**** Given information
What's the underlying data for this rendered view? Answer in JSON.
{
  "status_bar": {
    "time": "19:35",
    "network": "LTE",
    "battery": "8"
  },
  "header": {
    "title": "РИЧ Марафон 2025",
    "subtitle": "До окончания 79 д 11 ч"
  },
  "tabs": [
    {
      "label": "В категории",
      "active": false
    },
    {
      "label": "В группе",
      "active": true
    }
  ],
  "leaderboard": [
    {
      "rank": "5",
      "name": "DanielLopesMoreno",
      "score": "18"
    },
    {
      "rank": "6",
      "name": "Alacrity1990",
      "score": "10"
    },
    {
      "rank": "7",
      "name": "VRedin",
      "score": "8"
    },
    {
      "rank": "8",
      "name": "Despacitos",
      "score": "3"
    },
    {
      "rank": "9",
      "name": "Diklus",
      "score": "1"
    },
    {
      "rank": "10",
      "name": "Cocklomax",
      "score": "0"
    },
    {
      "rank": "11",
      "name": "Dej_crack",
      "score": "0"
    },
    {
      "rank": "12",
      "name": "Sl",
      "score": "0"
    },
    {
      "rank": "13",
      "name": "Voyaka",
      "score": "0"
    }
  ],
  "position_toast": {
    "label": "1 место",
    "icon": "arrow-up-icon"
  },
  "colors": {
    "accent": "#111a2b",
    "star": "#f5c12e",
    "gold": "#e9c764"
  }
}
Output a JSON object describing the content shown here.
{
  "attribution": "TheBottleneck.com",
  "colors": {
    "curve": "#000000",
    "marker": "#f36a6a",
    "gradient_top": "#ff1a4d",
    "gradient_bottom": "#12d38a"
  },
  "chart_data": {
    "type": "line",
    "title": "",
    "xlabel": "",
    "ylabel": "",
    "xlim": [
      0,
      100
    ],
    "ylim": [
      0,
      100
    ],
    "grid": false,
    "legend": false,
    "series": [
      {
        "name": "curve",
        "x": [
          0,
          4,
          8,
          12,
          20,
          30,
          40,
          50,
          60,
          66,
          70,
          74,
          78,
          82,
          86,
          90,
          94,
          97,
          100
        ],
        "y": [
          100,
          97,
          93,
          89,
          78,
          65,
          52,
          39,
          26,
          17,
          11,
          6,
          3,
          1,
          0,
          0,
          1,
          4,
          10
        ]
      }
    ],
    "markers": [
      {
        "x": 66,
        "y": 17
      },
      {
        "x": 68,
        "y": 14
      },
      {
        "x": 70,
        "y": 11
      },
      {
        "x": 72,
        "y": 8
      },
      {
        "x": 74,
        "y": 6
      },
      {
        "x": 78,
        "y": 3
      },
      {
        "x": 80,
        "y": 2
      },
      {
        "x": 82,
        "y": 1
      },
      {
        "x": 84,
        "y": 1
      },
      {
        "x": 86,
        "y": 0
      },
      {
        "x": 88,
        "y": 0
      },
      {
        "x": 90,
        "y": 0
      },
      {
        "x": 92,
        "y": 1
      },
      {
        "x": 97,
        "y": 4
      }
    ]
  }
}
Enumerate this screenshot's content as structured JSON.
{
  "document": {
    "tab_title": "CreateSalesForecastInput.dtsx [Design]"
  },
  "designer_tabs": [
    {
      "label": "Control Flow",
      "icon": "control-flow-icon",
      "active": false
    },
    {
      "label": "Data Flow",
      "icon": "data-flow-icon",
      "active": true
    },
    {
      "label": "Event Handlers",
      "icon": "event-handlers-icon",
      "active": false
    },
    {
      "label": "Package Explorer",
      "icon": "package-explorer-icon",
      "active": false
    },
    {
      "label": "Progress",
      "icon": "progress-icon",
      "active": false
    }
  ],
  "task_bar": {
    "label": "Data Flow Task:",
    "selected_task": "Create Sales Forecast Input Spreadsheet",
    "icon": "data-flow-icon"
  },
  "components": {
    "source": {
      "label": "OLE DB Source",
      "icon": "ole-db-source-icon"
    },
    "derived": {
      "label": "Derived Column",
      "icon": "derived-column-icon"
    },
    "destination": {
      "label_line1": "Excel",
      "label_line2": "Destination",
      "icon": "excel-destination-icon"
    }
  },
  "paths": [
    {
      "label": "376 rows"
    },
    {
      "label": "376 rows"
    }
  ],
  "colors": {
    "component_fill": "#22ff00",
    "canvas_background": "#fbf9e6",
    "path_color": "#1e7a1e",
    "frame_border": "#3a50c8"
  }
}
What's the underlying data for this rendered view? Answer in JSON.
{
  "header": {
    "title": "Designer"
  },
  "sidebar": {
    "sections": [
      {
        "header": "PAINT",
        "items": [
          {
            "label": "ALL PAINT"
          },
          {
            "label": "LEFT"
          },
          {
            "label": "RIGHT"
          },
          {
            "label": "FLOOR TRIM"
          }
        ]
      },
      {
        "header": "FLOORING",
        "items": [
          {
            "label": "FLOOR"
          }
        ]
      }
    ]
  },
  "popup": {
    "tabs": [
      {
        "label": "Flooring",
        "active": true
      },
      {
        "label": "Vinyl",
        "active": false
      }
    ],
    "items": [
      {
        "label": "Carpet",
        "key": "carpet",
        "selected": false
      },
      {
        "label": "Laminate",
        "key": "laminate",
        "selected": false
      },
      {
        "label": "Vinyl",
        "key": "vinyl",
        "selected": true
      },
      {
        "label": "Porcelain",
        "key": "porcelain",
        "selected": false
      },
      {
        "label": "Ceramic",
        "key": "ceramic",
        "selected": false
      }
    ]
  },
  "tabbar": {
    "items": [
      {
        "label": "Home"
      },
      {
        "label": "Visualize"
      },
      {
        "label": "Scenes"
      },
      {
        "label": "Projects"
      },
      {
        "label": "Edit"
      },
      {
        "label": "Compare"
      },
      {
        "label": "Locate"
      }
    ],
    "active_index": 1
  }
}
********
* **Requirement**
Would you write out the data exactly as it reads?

* **Exercise result**
What's the underlying data for this rendered view? Answer in JSON.
{
  "status_bar": {
    "time": "19:35",
    "network": "LTE",
    "battery": "8"
  },
  "header": {
    "title": "РИЧ Марафон 2025",
    "subtitle": "До окончания 79 д 11 ч"
  },
  "tabs": [
    {
      "label": "В категории",
      "active": false
    },
    {
      "label": "В группе",
      "active": true
    }
  ],
  "leaderboard": [
    {
      "rank": "5",
      "name": "DanielLopesMoreno",
      "score": "18"
    },
    {
      "rank": "6",
      "name": "Alacrity1990",
      "score": "10"
    },
    {
      "rank": "7",
      "name": "VRedin",
      "score": "8"
    },
    {
      "rank": "8",
      "name": "Despacitos",
      "score": "3"
    },
    {
      "rank": "9",
      "name": "Diklus",
      "score": "1"
    },
    {
      "rank": "10",
      "name": "Cocklomax",
      "score": "0"
    },
    {
      "rank": "11",
      "name": "Dej_crack",
      "score": "0"
    },
    {
      "rank": "12",
      "name": "Sl",
      "score": "0"
    },
    {
      "rank": "13",
      "name": "Voyaka",
      "score": "0"
    }
  ],
  "position_toast": {
    "label": "1 место",
    "icon": "arrow-up-icon"
  },
  "colors": {
    "accent": "#111a2b",
    "star": "#f5c12e",
    "gold": "#e9c764"
  }
}
Output a JSON object describing the content shown here.
{
  "attribution": "TheBottleneck.com",
  "colors": {
    "curve": "#000000",
    "marker": "#f36a6a",
    "gradient_top": "#ff1a4d",
    "gradient_bottom": "#12d38a"
  },
  "chart_data": {
    "type": "line",
    "title": "",
    "xlabel": "",
    "ylabel": "",
    "xlim": [
      0,
      100
    ],
    "ylim": [
      0,
      100
    ],
    "grid": false,
    "legend": false,
    "series": [
      {
        "name": "curve",
        "x": [
          0,
          4,
          8,
          12,
          20,
          30,
          40,
          50,
          60,
          66,
          70,
          74,
          78,
          82,
          86,
          90,
          94,
          97,
          100
        ],
        "y": [
          100,
          97,
          93,
          89,
          78,
          65,
          52,
          39,
          26,
          17,
          11,
          6,
          3,
          1,
          0,
          0,
          1,
          4,
          10
        ]
      }
    ],
    "markers": [
      {
        "x": 66,
        "y": 17
      },
      {
        "x": 68,
        "y": 14
      },
      {
        "x": 70,
        "y": 11
      },
      {
        "x": 72,
        "y": 8
      },
      {
        "x": 74,
        "y": 6
      },
      {
        "x": 78,
        "y": 3
      },
      {
        "x": 80,
        "y": 2
      },
      {
        "x": 82,
        "y": 1
      },
      {
        "x": 84,
        "y": 1
      },
      {
        "x": 86,
        "y": 0
      },
      {
        "x": 88,
        "y": 0
      },
      {
        "x": 90,
        "y": 0
      },
      {
        "x": 92,
        "y": 1
      },
      {
        "x": 97,
        "y": 4
      }
    ]
  }
}
Enumerate this screenshot's content as structured JSON.
{
  "document": {
    "tab_title": "CreateSalesForecastInput.dtsx [Design]"
  },
  "designer_tabs": [
    {
      "label": "Control Flow",
      "icon": "control-flow-icon",
      "active": false
    },
    {
      "label": "Data Flow",
      "icon": "data-flow-icon",
      "active": true
    },
    {
      "label": "Event Handlers",
      "icon": "event-handlers-icon",
      "active": false
    },
    {
      "label": "Package Explorer",
      "icon": "package-explorer-icon",
      "active": false
    },
    {
      "label": "Progress",
      "icon": "progress-icon",
      "active": false
    }
  ],
  "task_bar": {
    "label": "Data Flow Task:",
    "selected_task": "Create Sales Forecast Input Spreadsheet",
    "icon": "data-flow-icon"
  },
  "components": {
    "source": {
      "label": "OLE DB Source",
      "icon": "ole-db-source-icon"
    },
    "derived": {
      "label": "Derived Column",
      "icon": "derived-column-icon"
    },
    "destination": {
      "label_line1": "Excel",
      "label_line2": "Destination",
      "icon": "excel-destination-icon"
    }
  },
  "paths": [
    {
      "label": "376 rows"
    },
    {
      "label": "376 rows"
    }
  ],
  "colors": {
    "component_fill": "#22ff00",
    "canvas_background": "#fbf9e6",
    "path_color": "#1e7a1e",
    "frame_border": "#3a50c8"
  }
}
What's the underlying data for this rendered view? Answer in JSON.
{
  "header": {
    "title": "Designer"
  },
  "sidebar": {
    "sections": [
      {
        "header": "PAINT",
        "items": [
          {
            "label": "ALL PAINT"
          },
          {
            "label": "LEFT"
          },
          {
            "label": "RIGHT"
          },
          {
            "label": "FLOOR TRIM"
          }
        ]
      },
      {
        "header": "FLOORING",
        "items": [
          {
            "label": "FLOOR"
          }
        ]
      }
    ]
  },
  "popup": {
    "tabs": [
      {
        "label": "Flooring",
        "active": true
      },
      {
        "label": "Vinyl",
        "active": false
      }
    ],
    "items": [
      {
        "label": "Carpet",
        "key": "carpet",
        "selected": false
      },
      {
        "label": "Laminate",
        "key": "laminate",
        "selected": false
      },
      {
        "label": "Vinyl",
        "key": "vinyl",
        "selected": true
      },
      {
        "label": "Porcelain",
        "key": "porcelain",
        "selected": false
      },
      {
        "label": "Ceramic",
        "key": "ceramic",
        "selected": false
      }
    ]
  },
  "tabbar": {
    "items": [
      {
        "label": "Home"
      },
      {
        "label": "Visualize"
      },
      {
        "label": "Scenes"
      },
      {
        "label": "Projects"
      },
      {
        "label": "Edit"
      },
      {
        "label": "Compare"
      },
      {
        "label": "Locate"
      }
    ],
    "active_index": 1
  }
}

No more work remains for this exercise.